Brown (1985) found little or no other difference between the two experimental paradigms, and Brown and Stubbs (1988) suggested that "a common timing process may underlie judgments under prospective and retrospective conditions" (p. 307). Nevertheless, other researchers have reported reliable differences between the two paradigms in the influence of various factors on duration judgments. Hicks, Miller, and Kinsbourne (1976) found that prospective duration judgments of a task are shortened if subjects process more information.
Another problem with the contextual-change model is that it is difficult to ascertain which specific cognitive processes are involved when a person remembers the amount of contextual change during a time period. This problem is like that encountered in attempting to ascertain the specific processes involved when a person assesses the amount of attention allocated to some information, the amount of information processed by the person, or the amount of storage space required by some information.
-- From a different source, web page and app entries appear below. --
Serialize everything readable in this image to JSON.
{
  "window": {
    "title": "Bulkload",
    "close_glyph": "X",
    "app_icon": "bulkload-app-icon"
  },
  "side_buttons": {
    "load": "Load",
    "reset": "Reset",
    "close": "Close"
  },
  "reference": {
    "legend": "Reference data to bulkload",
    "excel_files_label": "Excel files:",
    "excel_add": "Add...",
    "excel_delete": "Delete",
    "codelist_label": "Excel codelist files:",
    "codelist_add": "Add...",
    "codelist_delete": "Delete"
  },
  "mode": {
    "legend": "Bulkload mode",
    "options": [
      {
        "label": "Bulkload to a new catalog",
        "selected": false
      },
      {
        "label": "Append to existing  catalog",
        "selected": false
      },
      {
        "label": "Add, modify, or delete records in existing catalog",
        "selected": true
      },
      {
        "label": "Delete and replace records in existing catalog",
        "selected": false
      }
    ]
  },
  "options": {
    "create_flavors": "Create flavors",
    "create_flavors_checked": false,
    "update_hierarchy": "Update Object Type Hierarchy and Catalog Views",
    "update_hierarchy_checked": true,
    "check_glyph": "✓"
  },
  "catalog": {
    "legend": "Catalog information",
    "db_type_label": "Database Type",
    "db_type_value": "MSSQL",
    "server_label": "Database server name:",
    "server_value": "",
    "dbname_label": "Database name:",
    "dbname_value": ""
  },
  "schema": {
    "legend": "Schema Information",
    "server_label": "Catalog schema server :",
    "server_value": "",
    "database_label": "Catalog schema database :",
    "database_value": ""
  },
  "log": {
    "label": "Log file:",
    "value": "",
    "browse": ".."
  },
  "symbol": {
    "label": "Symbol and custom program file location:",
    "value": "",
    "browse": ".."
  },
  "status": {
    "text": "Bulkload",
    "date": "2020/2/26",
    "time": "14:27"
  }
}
MODELS OF PSYCHOLOGICAL TIME AS TEMPORAL PERSPECTIVE Temporal perspective involves ways in which people view and relate to issues concerning past, present, and future.
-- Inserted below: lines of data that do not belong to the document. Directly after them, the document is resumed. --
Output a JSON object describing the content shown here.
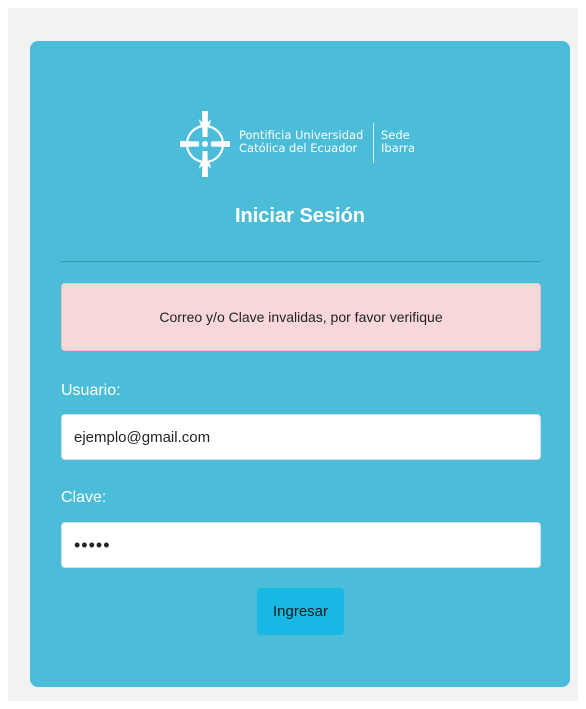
{
  "logo": {
    "line1": "Pontificia Universidad",
    "line2": "Católica del Ecuador",
    "campus_line1": "Sede",
    "campus_line2": "Ibarra"
  },
  "login": {
    "title": "Iniciar Sesión",
    "alert_message": "Correo y/o Clave invalidas, por favor verifique",
    "user_label": "Usuario:",
    "user_value": "ejemplo@gmail.com",
    "password_label": "Clave:",
    "password_value": "•••••",
    "submit_label": "Ingresar"
  },
  "colors": {
    "card": "#4bbdd9",
    "alert_bg": "#f8d7da",
    "button": "#17b8e3"
  }
}
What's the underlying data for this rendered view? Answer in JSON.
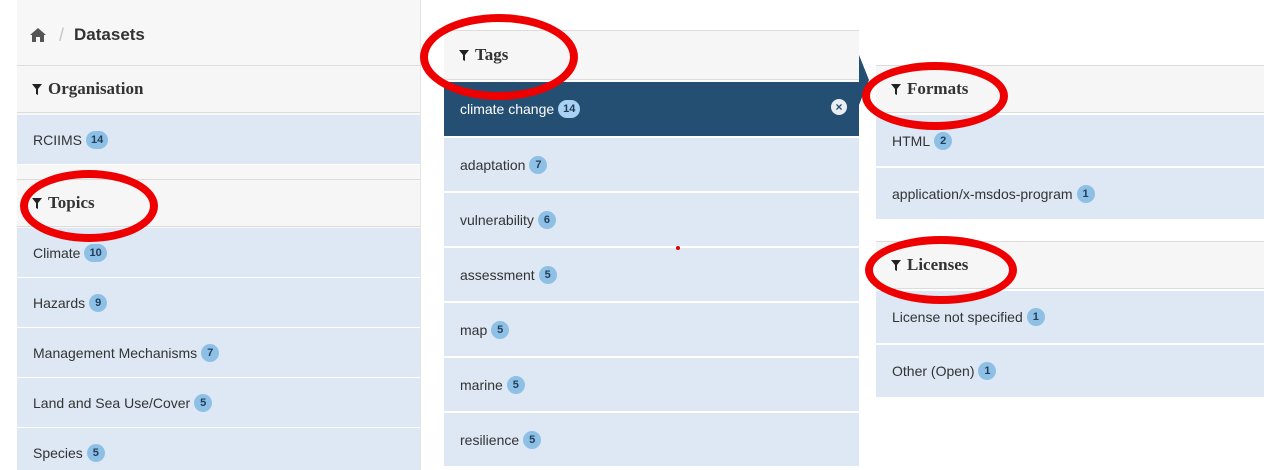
{
  "breadcrumb": {
    "current": "Datasets"
  },
  "organisation": {
    "heading": "Organisation",
    "items": [
      {
        "label": "RCIIMS",
        "count": "14"
      }
    ]
  },
  "topics": {
    "heading": "Topics",
    "items": [
      {
        "label": "Climate",
        "count": "10"
      },
      {
        "label": "Hazards",
        "count": "9"
      },
      {
        "label": "Management Mechanisms",
        "count": "7"
      },
      {
        "label": "Land and Sea Use/Cover",
        "count": "5"
      },
      {
        "label": "Species",
        "count": "5"
      }
    ]
  },
  "tags": {
    "heading": "Tags",
    "active": {
      "label": "climate change",
      "count": "14",
      "remove_glyph": "×"
    },
    "items": [
      {
        "label": "adaptation",
        "count": "7"
      },
      {
        "label": "vulnerability",
        "count": "6"
      },
      {
        "label": "assessment",
        "count": "5"
      },
      {
        "label": "map",
        "count": "5"
      },
      {
        "label": "marine",
        "count": "5"
      },
      {
        "label": "resilience",
        "count": "5"
      }
    ]
  },
  "formats": {
    "heading": "Formats",
    "items": [
      {
        "label": "HTML",
        "count": "2"
      },
      {
        "label": "application/x-msdos-program",
        "count": "1"
      }
    ]
  },
  "licenses": {
    "heading": "Licenses",
    "items": [
      {
        "label": "License not specified",
        "count": "1"
      },
      {
        "label": "Other (Open)",
        "count": "1"
      }
    ]
  },
  "icons": {
    "home": "home-icon",
    "filter": "filter-funnel-icon",
    "remove": "remove-filter-icon"
  },
  "colors": {
    "active_row": "#244f73",
    "row_bg": "#dde8f4",
    "badge": "#8ec0e6",
    "highlight_ring": "#ef0000"
  }
}
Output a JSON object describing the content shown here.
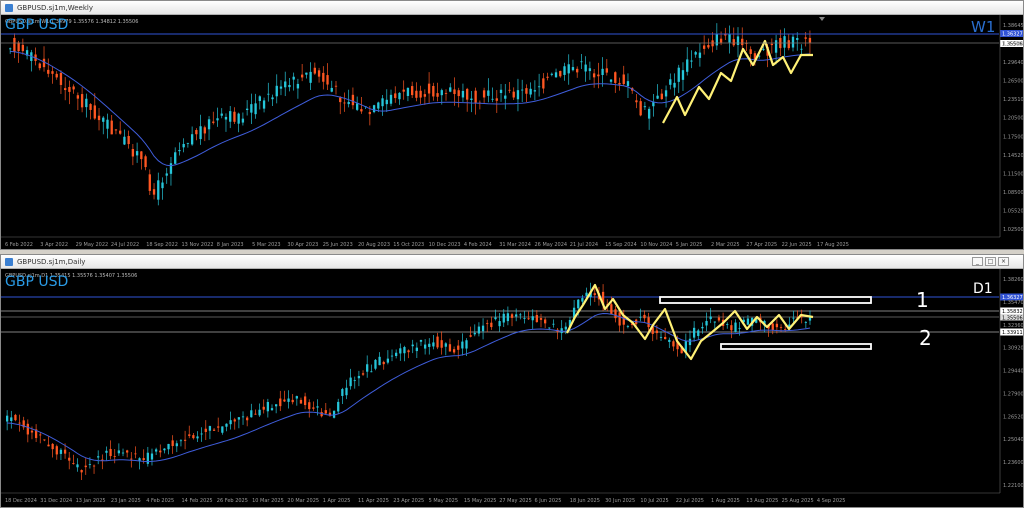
{
  "weekly": {
    "title": "GBPUSD.sj1m,Weekly",
    "symbol": "GBP USD",
    "ohlc": "GBPUSD.sj1m,W1  1.34979 1.35576 1.34812 1.35506",
    "timeframe": "W1",
    "price_tags": [
      "1.36327",
      "1.35506"
    ],
    "y_ticks": [
      "1.38645",
      "1.32630",
      "1.29640",
      "1.26500",
      "1.23510",
      "1.20500",
      "1.17500",
      "1.14520",
      "1.11500",
      "1.08500",
      "1.05520",
      "1.02500"
    ],
    "x_ticks": [
      "6 Feb 2022",
      "3 Apr 2022",
      "29 May 2022",
      "24 Jul 2022",
      "18 Sep 2022",
      "13 Nov 2022",
      "8 Jan 2023",
      "5 Mar 2023",
      "30 Apr 2023",
      "25 Jun 2023",
      "20 Aug 2023",
      "15 Oct 2023",
      "10 Dec 2023",
      "4 Feb 2024",
      "31 Mar 2024",
      "26 May 2024",
      "21 Jul 2024",
      "15 Sep 2024",
      "10 Nov 2024",
      "5 Jan 2025",
      "2 Mar 2025",
      "27 Apr 2025",
      "22 Jun 2025",
      "17 Aug 2025"
    ]
  },
  "daily": {
    "title": "GBPUSD.sj1m,Daily",
    "symbol": "GBP USD",
    "ohlc": "GBPUSD.sj1m,D1  1.35415 1.35576 1.35407 1.35506",
    "timeframe": "D1",
    "annotations": [
      "1",
      "2"
    ],
    "price_tags": [
      "1.36327",
      "1.35832",
      "1.35506",
      "1.33911"
    ],
    "y_ticks": [
      "1.38260",
      "1.35470",
      "1.32360",
      "1.30920",
      "1.29440",
      "1.27900",
      "1.26520",
      "1.25040",
      "1.23600",
      "1.22100"
    ],
    "x_ticks": [
      "18 Dec 2024",
      "31 Dec 2024",
      "13 Jan 2025",
      "23 Jan 2025",
      "4 Feb 2025",
      "14 Feb 2025",
      "26 Feb 2025",
      "10 Mar 2025",
      "20 Mar 2025",
      "1 Apr 2025",
      "11 Apr 2025",
      "23 Apr 2025",
      "5 May 2025",
      "15 May 2025",
      "27 May 2025",
      "6 Jun 2025",
      "18 Jun 2025",
      "30 Jun 2025",
      "10 Jul 2025",
      "22 Jul 2025",
      "1 Aug 2025",
      "13 Aug 2025",
      "25 Aug 2025",
      "4 Sep 2025"
    ]
  },
  "window_controls": [
    "_",
    "□",
    "×"
  ],
  "colors": {
    "bull": "#26c6da",
    "bear": "#ff5722",
    "ma": "#3f5ddb",
    "zigzag": "#fff176",
    "symbol": "#2a9be6"
  }
}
5 hr) during a 60hr isolation period, he asked participants to estimate the time of day. 12 hr. Lavie and Webb (1975) had found that subjects who are not strictly isolated (that is, they could engage in various kinds of activity) verbally underestimated long intervals to about this same extent. So we cannot attribute Campbell's finding that subjects verbally underestimated long intervals to the lack of activity or stimulation afforded by a monotonous environment. In addition, Campbell found that this shortening of experienced duration was about the same proportion as the mean proportion by which a person's free-running subjective day was lengthened.